For those who are looking for an MP3 player with lots of storage, but in as small a package as is available, the eDigital MXP 100 is an excellent candidate. Jukebox portables like the Rio Riot and the upcoming Nomad 3 (both selling for the same $399 as the MXP 100) offer much more memory, but they are also big and heavy to lug around. The FireWire-enabled Apple iPod is a much stronger competitor, but it's Mac only for now.
The MXP 100 itself performed very well. While we have encountered better displays, controls, and transfer programs, the MXP 100 was more than competent in these areas. Besides, our quibbles all take a back seat to the most convenient of features, capacity. The sheer act of NOT having to run back and forth to the computer to refresh tunes for that morning jog is an accomplishment few digital music portables can claim (many that do have the capacity you wouldn't want to jog with). For the extra $100 we recommend going with the 1GB version over the 340MB version as it is a better value, offering almost three times more memory.
The addition of VoiceNav is what truly differentiates the MXP 100 from the competition. VoiceNav proves to be a surprisingly excellent speech recognition system that works effectively at making the playing of your favorite songs more convenient. That makes all the difference between a useful tool and an expensive toy.

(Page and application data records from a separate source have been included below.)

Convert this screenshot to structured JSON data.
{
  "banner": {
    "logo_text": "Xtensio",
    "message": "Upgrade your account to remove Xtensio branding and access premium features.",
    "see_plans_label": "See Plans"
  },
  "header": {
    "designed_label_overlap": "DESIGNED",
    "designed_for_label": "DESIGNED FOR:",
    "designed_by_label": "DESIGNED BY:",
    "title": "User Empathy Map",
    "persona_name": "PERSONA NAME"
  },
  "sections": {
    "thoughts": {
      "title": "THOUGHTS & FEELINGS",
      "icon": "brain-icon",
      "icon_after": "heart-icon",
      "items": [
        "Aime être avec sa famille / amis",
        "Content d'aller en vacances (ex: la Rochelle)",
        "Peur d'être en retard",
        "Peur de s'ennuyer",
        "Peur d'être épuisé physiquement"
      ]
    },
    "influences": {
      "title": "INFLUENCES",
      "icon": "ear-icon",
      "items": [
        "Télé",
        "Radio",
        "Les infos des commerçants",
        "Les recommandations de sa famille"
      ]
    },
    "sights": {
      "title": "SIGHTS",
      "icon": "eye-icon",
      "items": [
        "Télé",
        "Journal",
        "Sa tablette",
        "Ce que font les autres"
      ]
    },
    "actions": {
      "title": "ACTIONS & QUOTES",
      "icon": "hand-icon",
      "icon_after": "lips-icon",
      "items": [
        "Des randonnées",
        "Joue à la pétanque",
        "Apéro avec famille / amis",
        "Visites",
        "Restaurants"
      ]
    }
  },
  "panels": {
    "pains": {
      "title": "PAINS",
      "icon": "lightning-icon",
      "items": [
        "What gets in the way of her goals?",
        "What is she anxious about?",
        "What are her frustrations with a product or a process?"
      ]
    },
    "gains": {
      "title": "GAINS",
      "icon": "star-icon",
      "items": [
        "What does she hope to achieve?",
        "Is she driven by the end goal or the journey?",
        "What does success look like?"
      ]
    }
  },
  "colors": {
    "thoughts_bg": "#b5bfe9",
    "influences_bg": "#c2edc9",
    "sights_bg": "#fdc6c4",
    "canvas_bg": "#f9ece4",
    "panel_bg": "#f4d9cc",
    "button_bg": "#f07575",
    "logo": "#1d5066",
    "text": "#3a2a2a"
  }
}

Speech recognition - as well as VoiceNav itself - has its limitations like any other technology, but with a little knowledge of how to get the most out of it, VoiceNav's performance was both impressive and compelling. I hardly have a radio voice, yet under the best of conditions the unit successfully pulled up every song I called out without fail (except the last when I intentionally garbled it). The system also performed great in real world conditions, providing there was not too much ambient noise.
We wish we had VoiceNav on our Archos Jukebox, a player we filled with tunes, but made the mistake of putting them all under one directory, making for a lot of scroll and search. I'll guess we will just have to take the time reload all the songs on that player, adding several folders to make searching easier.
You can get further info on the MXP 100 on the company's web site.
One last note, a suggestion for the engineers at eDigital. Now that Intel has discontinued their MP3 portable line it's a good time to pick up the Intel Audio Manager as a future transfer software for eDigital products. Audio Manager is one of the best programs we have come across when it comes to selecting through folders of songs and passing them on to the player. It was simple, intuitive, and elegant. Music Explorer was ok, but there is something better out there and it is about to be lost due to Intel's contraction back to its core computer products. If you can get it grab it.
Rio Volt Portable CD MP3 Player - The new Volt plays MP3 and WMA files from CD for $159
MP3 P2P program reviews:
Review: SongSpy - Feb 8 2002
Review eDonkey2000 - Jan 30 2002